▶ Assignment
All of the data must be printed exactly; please include every line.

Data records Start Marker

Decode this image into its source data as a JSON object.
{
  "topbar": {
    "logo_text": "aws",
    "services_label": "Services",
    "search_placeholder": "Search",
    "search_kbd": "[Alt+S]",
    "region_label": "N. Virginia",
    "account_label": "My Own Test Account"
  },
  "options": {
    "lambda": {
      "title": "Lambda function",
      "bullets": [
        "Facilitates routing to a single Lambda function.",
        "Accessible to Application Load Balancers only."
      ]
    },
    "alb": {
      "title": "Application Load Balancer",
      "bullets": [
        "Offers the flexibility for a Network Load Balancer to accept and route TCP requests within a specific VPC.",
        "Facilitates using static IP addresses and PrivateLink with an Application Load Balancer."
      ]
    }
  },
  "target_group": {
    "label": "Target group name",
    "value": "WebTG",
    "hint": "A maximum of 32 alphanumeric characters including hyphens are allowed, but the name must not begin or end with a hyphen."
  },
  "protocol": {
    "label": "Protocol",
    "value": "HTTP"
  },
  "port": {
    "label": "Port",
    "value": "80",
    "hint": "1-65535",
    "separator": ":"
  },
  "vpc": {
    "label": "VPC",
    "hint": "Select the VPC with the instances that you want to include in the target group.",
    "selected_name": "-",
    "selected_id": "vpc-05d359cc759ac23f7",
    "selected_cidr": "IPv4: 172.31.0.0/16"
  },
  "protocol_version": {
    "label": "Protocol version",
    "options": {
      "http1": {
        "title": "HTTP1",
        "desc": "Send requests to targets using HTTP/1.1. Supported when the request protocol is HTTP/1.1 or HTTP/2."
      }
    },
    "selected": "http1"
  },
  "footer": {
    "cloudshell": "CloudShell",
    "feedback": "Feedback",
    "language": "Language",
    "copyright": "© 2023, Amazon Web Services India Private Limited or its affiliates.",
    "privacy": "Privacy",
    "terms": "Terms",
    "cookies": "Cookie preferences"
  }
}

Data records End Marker

▶ Task response
Decode this image into its source data as a JSON object.
{
  "topbar": {
    "logo_text": "aws",
    "services_label": "Services",
    "search_placeholder": "Search",
    "search_kbd": "[Alt+S]",
    "region_label": "N. Virginia",
    "account_label": "My Own Test Account"
  },
  "options": {
    "lambda": {
      "title": "Lambda function",
      "bullets": [
        "Facilitates routing to a single Lambda function.",
        "Accessible to Application Load Balancers only."
      ]
    },
    "alb": {
      "title": "Application Load Balancer",
      "bullets": [
        "Offers the flexibility for a Network Load Balancer to accept and route TCP requests within a specific VPC.",
        "Facilitates using static IP addresses and PrivateLink with an Application Load Balancer."
      ]
    }
  },
  "target_group": {
    "label": "Target group name",
    "value": "WebTG",
    "hint": "A maximum of 32 alphanumeric characters including hyphens are allowed, but the name must not begin or end with a hyphen."
  },
  "protocol": {
    "label": "Protocol",
    "value": "HTTP"
  },
  "port": {
    "label": "Port",
    "value": "80",
    "hint": "1-65535",
    "separator": ":"
  },
  "vpc": {
    "label": "VPC",
    "hint": "Select the VPC with the instances that you want to include in the target group.",
    "selected_name": "-",
    "selected_id": "vpc-05d359cc759ac23f7",
    "selected_cidr": "IPv4: 172.31.0.0/16"
  },
  "protocol_version": {
    "label": "Protocol version",
    "options": {
      "http1": {
        "title": "HTTP1",
        "desc": "Send requests to targets using HTTP/1.1. Supported when the request protocol is HTTP/1.1 or HTTP/2."
      }
    },
    "selected": "http1"
  },
  "footer": {
    "cloudshell": "CloudShell",
    "feedback": "Feedback",
    "language": "Language",
    "copyright": "© 2023, Amazon Web Services India Private Limited or its affiliates.",
    "privacy": "Privacy",
    "terms": "Terms",
    "cookies": "Cookie preferences"
  }
}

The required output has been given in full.